Material shown Block Start

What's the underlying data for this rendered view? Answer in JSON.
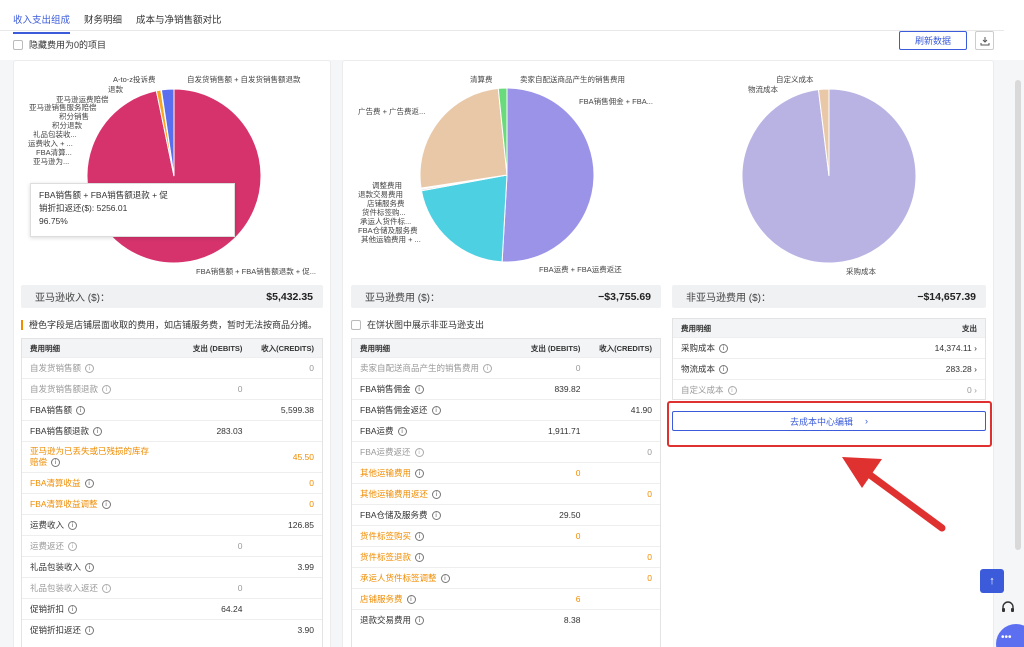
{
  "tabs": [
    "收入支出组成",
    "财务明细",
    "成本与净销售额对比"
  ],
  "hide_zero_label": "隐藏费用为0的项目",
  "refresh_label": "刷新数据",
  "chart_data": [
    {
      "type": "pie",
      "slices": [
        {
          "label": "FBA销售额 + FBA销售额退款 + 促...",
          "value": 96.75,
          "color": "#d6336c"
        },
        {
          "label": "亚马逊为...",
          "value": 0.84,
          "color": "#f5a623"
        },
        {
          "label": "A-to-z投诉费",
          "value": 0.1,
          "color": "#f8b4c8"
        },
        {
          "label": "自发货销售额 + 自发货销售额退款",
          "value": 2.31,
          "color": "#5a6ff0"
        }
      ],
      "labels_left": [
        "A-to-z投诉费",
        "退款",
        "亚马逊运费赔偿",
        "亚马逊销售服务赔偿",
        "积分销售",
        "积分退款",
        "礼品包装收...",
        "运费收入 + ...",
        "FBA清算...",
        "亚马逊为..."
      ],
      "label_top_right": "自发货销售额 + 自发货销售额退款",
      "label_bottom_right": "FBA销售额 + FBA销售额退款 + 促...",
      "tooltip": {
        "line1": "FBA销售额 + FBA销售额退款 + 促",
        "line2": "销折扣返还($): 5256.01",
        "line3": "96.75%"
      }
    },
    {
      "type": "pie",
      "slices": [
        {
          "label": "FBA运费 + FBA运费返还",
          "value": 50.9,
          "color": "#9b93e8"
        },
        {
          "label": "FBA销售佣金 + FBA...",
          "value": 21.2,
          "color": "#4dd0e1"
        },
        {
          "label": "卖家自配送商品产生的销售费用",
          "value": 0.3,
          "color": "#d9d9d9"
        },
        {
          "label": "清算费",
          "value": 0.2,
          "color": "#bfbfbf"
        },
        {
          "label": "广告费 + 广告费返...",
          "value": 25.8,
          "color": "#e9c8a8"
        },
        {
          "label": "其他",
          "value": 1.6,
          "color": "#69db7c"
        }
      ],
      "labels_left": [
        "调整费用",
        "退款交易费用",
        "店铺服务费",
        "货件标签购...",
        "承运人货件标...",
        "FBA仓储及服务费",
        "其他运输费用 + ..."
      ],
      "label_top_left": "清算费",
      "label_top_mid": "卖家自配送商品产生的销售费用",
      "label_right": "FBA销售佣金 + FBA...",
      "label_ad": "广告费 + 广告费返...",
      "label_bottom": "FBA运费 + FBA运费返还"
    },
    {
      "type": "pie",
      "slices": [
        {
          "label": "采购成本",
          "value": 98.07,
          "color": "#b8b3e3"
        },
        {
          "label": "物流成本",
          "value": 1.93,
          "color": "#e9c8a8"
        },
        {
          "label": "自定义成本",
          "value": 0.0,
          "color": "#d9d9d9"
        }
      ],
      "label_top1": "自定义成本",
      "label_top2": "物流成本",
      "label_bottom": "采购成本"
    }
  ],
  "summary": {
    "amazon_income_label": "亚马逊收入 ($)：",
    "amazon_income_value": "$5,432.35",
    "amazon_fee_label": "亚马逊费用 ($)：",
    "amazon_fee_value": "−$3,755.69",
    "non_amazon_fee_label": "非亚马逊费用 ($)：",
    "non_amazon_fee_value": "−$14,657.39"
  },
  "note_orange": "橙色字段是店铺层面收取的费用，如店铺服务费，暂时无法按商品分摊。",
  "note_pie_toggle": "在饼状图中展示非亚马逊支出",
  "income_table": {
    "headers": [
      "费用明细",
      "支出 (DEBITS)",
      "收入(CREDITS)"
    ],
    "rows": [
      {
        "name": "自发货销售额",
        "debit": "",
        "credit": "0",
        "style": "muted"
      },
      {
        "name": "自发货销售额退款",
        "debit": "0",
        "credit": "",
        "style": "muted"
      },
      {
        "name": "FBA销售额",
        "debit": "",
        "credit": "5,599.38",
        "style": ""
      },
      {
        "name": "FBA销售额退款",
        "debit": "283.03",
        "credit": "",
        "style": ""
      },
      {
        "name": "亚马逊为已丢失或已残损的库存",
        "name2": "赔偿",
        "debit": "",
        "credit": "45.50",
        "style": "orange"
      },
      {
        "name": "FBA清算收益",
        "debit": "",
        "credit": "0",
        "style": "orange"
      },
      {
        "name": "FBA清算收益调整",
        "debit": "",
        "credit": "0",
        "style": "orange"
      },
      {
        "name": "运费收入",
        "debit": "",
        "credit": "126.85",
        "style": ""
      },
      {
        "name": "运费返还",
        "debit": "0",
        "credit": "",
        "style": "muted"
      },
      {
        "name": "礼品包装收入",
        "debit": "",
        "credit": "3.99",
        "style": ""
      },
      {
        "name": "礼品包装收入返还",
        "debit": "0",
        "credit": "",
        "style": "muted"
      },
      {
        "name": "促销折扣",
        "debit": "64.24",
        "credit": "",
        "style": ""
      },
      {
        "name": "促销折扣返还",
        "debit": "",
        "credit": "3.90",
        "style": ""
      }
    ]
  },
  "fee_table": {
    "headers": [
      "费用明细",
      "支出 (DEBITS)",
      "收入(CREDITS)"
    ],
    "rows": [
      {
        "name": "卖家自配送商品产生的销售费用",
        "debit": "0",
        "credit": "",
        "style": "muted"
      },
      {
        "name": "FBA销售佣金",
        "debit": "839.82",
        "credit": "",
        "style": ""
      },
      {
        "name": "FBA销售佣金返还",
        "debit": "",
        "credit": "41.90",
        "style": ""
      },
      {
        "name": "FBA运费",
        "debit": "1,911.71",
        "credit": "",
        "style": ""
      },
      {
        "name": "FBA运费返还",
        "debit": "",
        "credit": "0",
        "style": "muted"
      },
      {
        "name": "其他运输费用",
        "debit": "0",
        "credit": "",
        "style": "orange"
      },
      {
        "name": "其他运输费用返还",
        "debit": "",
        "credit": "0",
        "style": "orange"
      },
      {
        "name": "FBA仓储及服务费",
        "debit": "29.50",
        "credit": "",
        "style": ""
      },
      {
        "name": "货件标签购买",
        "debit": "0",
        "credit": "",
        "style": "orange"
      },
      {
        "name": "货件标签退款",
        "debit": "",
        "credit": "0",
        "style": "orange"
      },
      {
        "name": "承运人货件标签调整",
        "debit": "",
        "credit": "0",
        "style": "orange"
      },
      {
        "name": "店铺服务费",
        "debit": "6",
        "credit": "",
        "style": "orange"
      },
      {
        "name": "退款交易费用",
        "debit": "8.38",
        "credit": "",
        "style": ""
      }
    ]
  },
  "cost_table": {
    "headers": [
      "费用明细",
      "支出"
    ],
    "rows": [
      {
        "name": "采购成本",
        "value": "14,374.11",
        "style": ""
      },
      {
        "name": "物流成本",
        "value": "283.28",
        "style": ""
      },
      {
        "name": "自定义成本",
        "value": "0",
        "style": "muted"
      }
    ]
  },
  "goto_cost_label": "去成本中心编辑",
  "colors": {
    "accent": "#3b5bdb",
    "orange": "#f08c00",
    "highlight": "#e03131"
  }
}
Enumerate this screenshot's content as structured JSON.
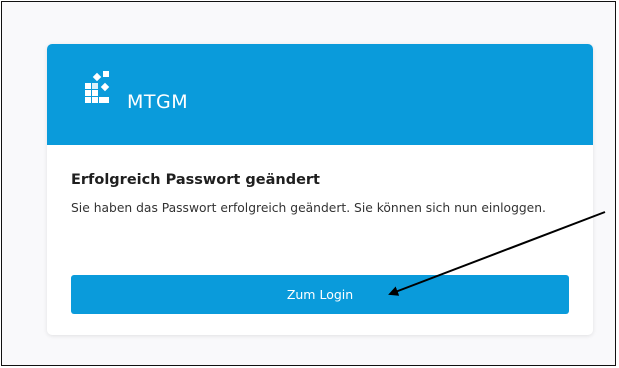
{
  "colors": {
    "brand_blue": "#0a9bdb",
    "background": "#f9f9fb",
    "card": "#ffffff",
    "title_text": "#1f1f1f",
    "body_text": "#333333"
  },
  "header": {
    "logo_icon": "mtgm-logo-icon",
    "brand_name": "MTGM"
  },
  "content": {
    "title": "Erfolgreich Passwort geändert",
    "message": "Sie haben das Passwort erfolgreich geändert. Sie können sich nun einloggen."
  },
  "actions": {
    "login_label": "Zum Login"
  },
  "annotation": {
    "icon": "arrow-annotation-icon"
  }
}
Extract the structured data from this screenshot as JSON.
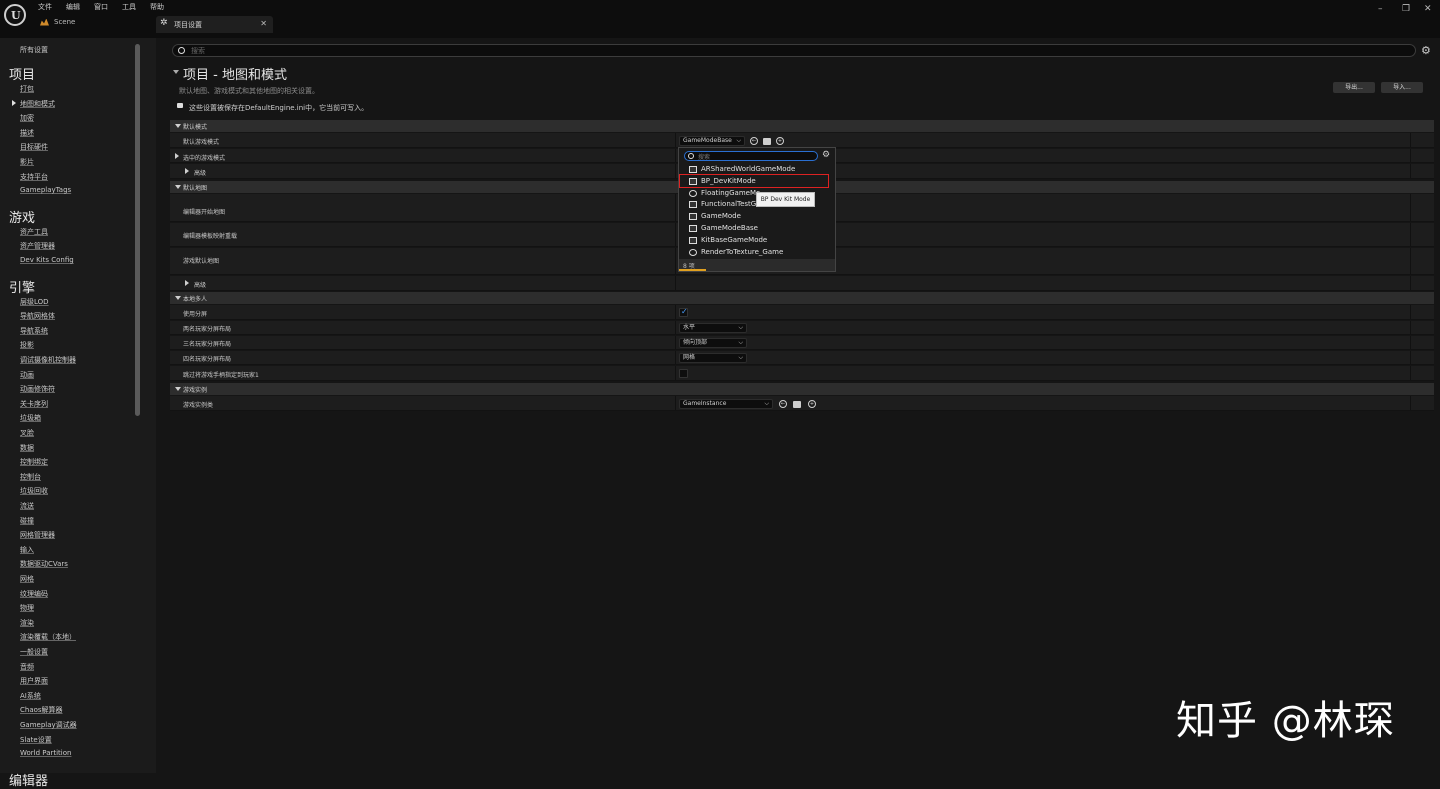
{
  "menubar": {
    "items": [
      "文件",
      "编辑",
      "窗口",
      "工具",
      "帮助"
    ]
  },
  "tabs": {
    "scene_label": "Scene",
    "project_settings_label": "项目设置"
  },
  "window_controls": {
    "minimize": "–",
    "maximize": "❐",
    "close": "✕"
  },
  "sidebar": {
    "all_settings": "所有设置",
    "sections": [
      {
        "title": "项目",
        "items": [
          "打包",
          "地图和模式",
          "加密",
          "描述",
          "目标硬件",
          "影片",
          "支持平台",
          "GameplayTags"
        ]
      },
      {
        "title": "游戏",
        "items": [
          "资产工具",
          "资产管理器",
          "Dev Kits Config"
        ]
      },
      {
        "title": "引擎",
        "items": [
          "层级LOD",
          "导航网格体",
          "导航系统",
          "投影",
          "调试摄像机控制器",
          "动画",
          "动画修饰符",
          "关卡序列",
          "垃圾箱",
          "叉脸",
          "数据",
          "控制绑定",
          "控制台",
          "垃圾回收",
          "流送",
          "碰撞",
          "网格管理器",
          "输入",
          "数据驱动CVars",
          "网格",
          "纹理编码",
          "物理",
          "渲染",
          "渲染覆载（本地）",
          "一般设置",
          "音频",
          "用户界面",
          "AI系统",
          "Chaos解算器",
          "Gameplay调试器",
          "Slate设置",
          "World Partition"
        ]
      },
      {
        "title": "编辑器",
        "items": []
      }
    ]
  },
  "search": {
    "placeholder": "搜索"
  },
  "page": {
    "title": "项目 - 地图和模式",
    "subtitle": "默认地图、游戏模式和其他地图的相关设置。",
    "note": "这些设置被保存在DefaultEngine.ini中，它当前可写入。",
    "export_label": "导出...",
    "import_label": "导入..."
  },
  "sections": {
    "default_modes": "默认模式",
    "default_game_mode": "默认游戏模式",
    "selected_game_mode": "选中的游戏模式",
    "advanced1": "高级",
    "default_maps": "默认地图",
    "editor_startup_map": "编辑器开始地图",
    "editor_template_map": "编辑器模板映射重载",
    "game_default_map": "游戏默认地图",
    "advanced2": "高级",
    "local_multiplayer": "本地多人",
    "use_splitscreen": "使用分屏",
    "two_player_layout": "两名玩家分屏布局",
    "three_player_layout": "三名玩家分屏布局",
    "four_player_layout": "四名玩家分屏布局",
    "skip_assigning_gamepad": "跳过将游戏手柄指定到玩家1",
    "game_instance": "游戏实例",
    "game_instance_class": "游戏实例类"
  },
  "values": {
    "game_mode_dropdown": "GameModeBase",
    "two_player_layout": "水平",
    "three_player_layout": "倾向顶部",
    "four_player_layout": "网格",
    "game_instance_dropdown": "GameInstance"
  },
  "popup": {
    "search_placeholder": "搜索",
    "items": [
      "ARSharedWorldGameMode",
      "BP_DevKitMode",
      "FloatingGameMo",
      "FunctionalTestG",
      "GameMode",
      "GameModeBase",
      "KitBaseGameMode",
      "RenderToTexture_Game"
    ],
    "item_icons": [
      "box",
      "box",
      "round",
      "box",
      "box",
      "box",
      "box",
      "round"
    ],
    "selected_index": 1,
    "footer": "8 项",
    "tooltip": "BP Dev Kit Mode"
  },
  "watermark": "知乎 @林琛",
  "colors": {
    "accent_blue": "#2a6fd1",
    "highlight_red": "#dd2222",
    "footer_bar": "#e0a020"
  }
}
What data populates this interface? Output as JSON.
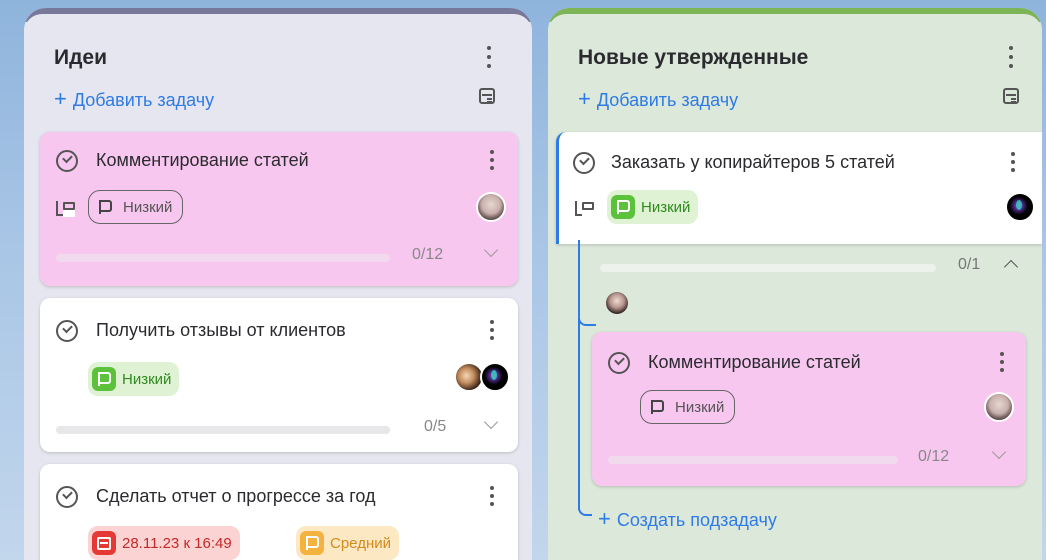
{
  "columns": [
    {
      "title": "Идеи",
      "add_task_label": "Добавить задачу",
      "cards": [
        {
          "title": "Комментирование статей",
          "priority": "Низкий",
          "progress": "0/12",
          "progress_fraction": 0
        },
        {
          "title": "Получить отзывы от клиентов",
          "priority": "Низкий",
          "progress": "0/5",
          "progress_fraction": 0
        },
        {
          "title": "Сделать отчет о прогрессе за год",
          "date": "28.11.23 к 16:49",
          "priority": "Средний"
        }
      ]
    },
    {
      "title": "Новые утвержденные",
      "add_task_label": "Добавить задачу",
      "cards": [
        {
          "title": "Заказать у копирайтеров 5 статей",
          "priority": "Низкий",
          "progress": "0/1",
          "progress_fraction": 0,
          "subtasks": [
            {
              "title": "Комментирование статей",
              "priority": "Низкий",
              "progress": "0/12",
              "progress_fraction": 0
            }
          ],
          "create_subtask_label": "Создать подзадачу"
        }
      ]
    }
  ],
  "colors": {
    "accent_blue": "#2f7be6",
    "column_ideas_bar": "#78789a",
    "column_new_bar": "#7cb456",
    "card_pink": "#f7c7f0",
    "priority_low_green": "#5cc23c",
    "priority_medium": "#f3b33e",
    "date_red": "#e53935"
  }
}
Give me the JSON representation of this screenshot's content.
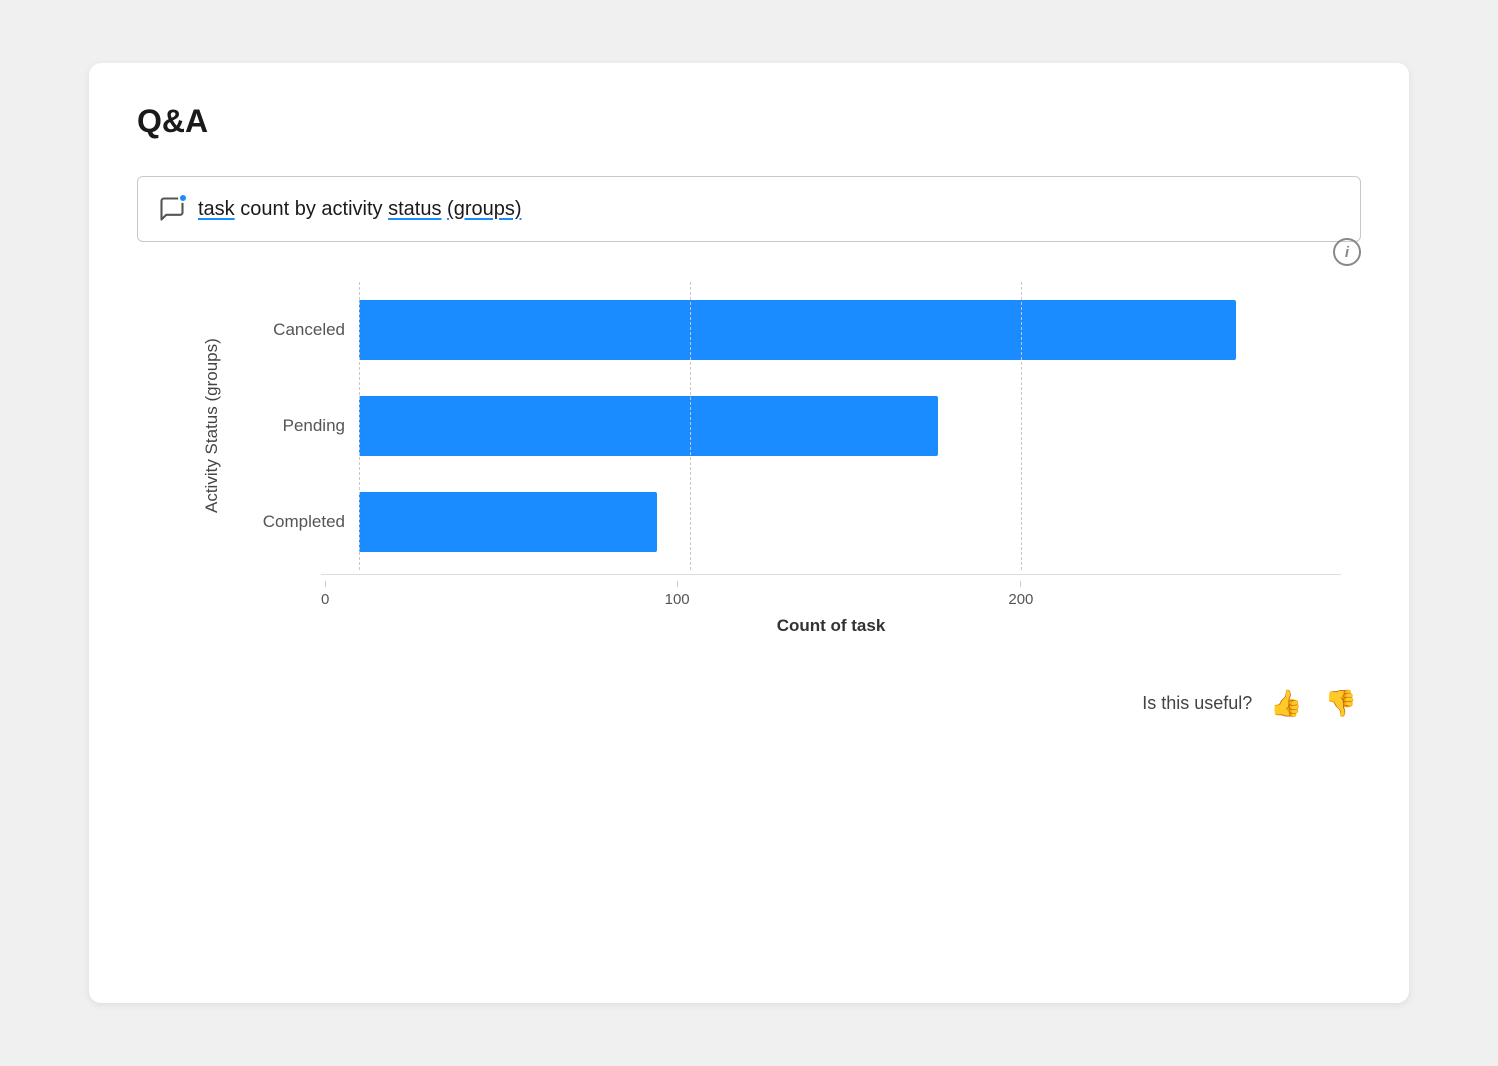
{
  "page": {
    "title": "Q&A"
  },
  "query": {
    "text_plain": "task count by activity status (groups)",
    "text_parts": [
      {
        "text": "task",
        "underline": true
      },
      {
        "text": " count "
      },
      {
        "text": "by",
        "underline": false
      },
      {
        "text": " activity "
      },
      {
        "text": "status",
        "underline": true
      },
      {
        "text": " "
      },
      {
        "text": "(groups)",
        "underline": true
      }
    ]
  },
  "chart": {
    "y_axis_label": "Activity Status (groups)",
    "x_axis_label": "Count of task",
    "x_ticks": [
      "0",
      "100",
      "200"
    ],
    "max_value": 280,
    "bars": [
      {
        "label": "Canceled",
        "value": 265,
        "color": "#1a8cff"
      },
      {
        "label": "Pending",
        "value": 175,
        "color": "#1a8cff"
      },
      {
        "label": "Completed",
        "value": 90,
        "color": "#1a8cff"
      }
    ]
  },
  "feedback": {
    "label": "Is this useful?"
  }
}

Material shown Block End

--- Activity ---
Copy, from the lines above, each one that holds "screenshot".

--- Output of the exercise ---
Enumerate this screenshot's content as structured JSON.
Extract the structured data from this screenshot as JSON.
Give me the JSON representation of this screenshot's content.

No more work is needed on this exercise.